And yet…why do I feel a little sad for my girl? Is it because I fear she’ll lose out on the social aspect of being in a typical classroom? Maybe. I also worry that if she’s not around her typical peers for more than a few minutes at a time each day, she’ll fall farther and farther behind.
But I also know that first grade is going to lay the academic groundwork for the coming years and if she were placed in a classroom with over twenty kids and two adults, she’d definitely be left in the dust academically.
While she’s held her own academically, being in a typical classroom this year hasn’t done her a lot of favors socially. She still doesn’t talk to her peers, she won’t eat lunch at school with her peers. She won’t participate in small group discussions with her peers.
Academically, she does better one on one with an adult. So for first grade, we’re going to go with something as close to that as we can.
I’m consoling myself and my stupid fragile feelings with the fact that next year for first grade Olivia will join her typical peers for lunch, their ‘specials’ (gym, music, art, and computer classes) and recess. She will be exposed to these kids in social settings but she’ll also be getting the very best academic start she can.
I’m also telling myself that social stuff can come later. She has time to get comfortable with her typical peers.
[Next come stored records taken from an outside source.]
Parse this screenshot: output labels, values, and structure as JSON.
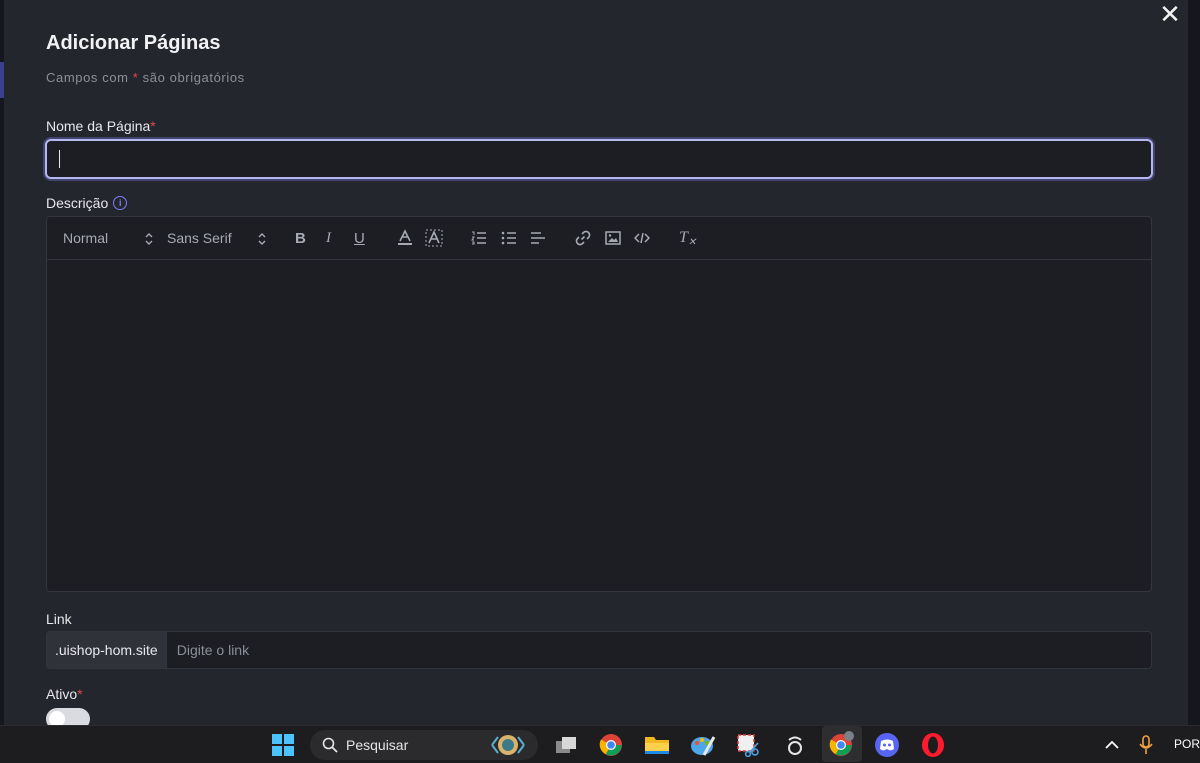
{
  "modal": {
    "title": "Adicionar Páginas",
    "subtitle_prefix": "Campos com ",
    "subtitle_star": "*",
    "subtitle_suffix": " são obrigatórios",
    "close_glyph": "✕"
  },
  "fields": {
    "name": {
      "label": "Nome da Página",
      "required_mark": "*",
      "value": ""
    },
    "description": {
      "label": "Descrição",
      "info_glyph": "i",
      "toolbar": {
        "size_select": "Normal",
        "font_select": "Sans Serif",
        "bold": "B",
        "italic": "I",
        "underline": "U",
        "clear_format": "T"
      }
    },
    "link": {
      "label": "Link",
      "prefix": ".uishop-hom.site",
      "placeholder": "Digite o link"
    },
    "active": {
      "label": "Ativo",
      "required_mark": "*",
      "toggled": false
    }
  },
  "taskbar": {
    "search_placeholder": "Pesquisar",
    "language": "POR",
    "icons": [
      "windows-start-icon",
      "search-icon",
      "task-view-icon",
      "chrome-icon",
      "file-explorer-icon",
      "paint-icon",
      "snipping-tool-icon",
      "app-icon",
      "chrome-profile-icon",
      "discord-icon",
      "opera-icon",
      "chevron-up-icon",
      "microphone-icon"
    ]
  }
}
Right now, she doesn’t even seem to want to. But she does want to read, she does love to write. She hates to count but we’re working on that.
For now, I’m happy with the plan in place for first grade. I trust the teacher she’ll be working with. I know this woman wants what I want, for Olivia to do her best, and for her to be confident enough to let the rest of us know all that she really does know. Her teachers can't test her if she won't talk to them. They can't report on what she knows if she won't reply when they ask her questions. Right now, she'll talk to Mrs. A. I have high hopes that days working directly with Mrs. A next year will help Olivia build confidence in herself and her own abilities and knowledge.